Woodward, Okla. —
Woodward County Commissioners have decided not to re-implement a county wide burn ban.
After Gov. Mary Fallin recently lifted her governor-declared burn bans across the state, it was up to county commissioners to determine whether a burn ban should continue in Woodward County.
However Commissioners Tommy Roedell and Vernie Matt decided against issuing another ban after hearing from Woodward Emergency Management Director Matt Lehenbauer during their weekly meeting on Monday morning. District 2 Commissioner Ted Craighead was absent from Monday's meeting.
Lehenbauer said Woodward County only met one of the 4 criteria required to declare a burn ban. While the county is still under exceptional drought conditions, it doesn't meet the other 3 criteria, which according to Oklahoma Forestry Department, are: 1) no more than one-half inch of precipitation is forecast by the National Weather Service; 2) fire occurrence is significantly greater than normal or initial attack on wildland fires has been unsuccessful due to extreme fire behavior; and 3) more than 20 percent of wildfires in the county have been caused by escaped debris burns or controlled burns.
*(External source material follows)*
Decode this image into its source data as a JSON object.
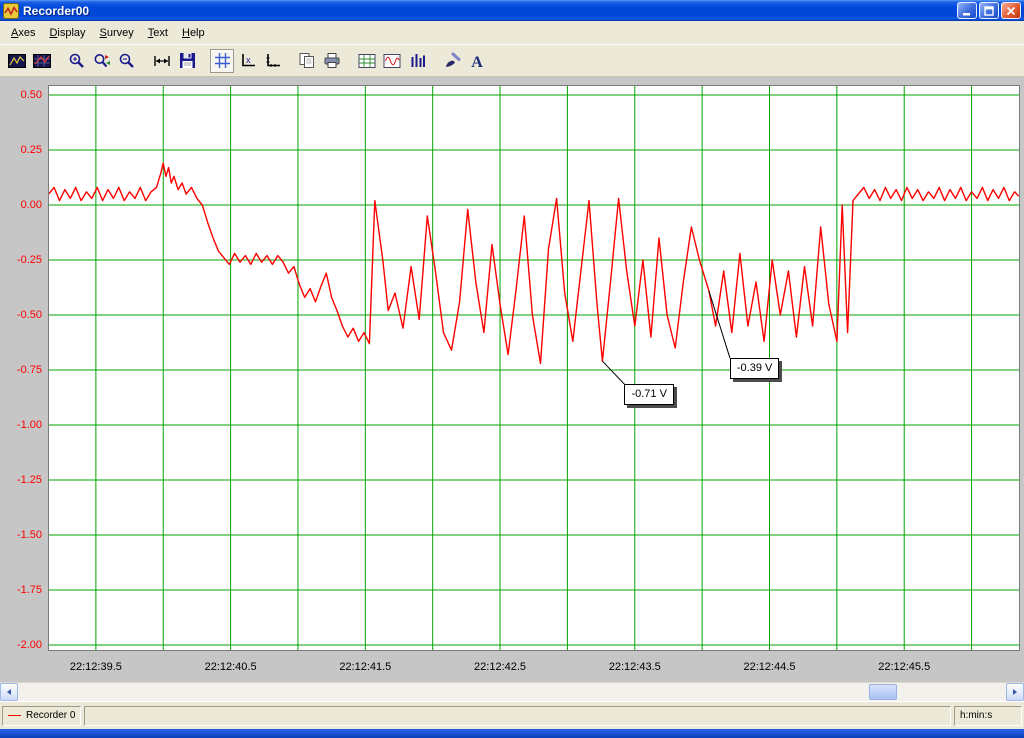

Beyond not meeting the criteria, the commissioners also agreed that no burn ban should be declared in order to allow county residents an opportunity to get burning done before conditions get drier.
"Winter is coming, and folks around here know what that means. Its best to let them get caught up on their burning now, because things are as green now as they're going to get," District No. 3 Commissioner Vernie Matt said.
In other business, the commissioners discussed the future of Woodward County Employee health insurance benefit options.
Commissioners focused on the benefits of possibly switching to a new healthcare plan which would allow county employees a choice in coverage. The commissioners said employees would benefit because they would have the option of selecting high coverage if they have more healthcare needs, basic coverage, or an "S-account," in which they could opt out of the healthcare coverage and instead receive monetary deposits into the account.
They said the county could benefit because switching plans could potentially save the county money if employees choose to opt out.
However, Roedell and Matt decided to table the decision until the next meeting on Oct. 15 so that the plan could be further looked into and so Craighead could be present for the vote.
"We have until near the end of the month before a decision must be made," Matt said. "No need to rush into anything today."
Also Monday, the county board accepted a 6-month contract bid for pot hole patching from Paving Maintenance Supply Inc.